__The task__
Using the records below, copy every line that holds the string "What".

__Source information__
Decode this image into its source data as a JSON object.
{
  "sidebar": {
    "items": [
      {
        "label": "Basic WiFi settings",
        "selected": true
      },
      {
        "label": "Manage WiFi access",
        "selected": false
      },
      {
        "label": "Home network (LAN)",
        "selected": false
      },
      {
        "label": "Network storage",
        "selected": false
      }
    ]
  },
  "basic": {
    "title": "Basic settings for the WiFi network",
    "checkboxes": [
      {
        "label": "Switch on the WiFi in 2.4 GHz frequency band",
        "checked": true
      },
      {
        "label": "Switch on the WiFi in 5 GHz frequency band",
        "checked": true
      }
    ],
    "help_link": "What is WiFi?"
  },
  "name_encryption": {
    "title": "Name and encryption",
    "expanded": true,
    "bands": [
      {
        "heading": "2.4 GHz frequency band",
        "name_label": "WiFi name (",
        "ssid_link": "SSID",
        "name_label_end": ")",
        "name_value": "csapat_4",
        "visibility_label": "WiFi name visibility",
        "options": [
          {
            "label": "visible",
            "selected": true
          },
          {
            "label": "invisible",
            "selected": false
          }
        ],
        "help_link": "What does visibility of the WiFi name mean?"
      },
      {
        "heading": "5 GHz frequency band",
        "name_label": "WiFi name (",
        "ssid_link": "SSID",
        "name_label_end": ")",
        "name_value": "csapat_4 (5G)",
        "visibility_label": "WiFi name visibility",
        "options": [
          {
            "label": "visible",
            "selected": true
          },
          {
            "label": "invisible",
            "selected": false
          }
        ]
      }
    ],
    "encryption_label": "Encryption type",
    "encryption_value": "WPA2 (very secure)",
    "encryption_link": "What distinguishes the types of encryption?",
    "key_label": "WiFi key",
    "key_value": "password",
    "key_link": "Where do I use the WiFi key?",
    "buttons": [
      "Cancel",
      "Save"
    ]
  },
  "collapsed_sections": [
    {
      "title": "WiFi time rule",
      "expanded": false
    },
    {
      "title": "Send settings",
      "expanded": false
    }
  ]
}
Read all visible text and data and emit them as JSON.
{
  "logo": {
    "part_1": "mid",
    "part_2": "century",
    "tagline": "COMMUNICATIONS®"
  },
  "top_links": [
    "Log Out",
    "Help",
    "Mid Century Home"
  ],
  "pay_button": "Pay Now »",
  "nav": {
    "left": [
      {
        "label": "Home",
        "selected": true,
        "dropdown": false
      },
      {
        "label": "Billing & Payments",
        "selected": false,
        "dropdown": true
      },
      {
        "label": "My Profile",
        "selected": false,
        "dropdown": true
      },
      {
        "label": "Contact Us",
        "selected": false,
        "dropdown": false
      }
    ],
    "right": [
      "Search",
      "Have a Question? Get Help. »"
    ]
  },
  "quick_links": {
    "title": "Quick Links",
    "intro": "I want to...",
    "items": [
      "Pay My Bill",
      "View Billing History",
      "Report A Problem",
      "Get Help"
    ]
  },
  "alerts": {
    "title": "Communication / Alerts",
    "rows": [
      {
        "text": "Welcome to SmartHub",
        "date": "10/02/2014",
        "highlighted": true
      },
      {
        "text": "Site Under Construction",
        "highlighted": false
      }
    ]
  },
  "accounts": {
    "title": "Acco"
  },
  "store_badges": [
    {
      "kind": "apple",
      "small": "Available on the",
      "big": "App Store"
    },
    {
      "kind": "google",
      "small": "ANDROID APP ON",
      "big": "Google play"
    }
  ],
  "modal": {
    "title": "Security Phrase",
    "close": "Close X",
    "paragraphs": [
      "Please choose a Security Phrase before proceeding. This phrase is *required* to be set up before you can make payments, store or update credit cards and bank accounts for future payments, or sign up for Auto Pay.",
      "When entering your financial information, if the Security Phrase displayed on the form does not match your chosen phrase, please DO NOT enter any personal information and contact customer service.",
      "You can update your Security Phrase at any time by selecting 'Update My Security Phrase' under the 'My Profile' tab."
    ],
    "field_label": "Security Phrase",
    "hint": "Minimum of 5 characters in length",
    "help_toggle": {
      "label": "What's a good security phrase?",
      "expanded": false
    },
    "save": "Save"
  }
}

__Result of this task__
    "help_link": "What is WiFi?"
        "help_link": "What does visibility of the WiFi name mean?"
    "encryption_link": "What distinguishes the types of encryption?",
      "label": "What's a good security phrase?",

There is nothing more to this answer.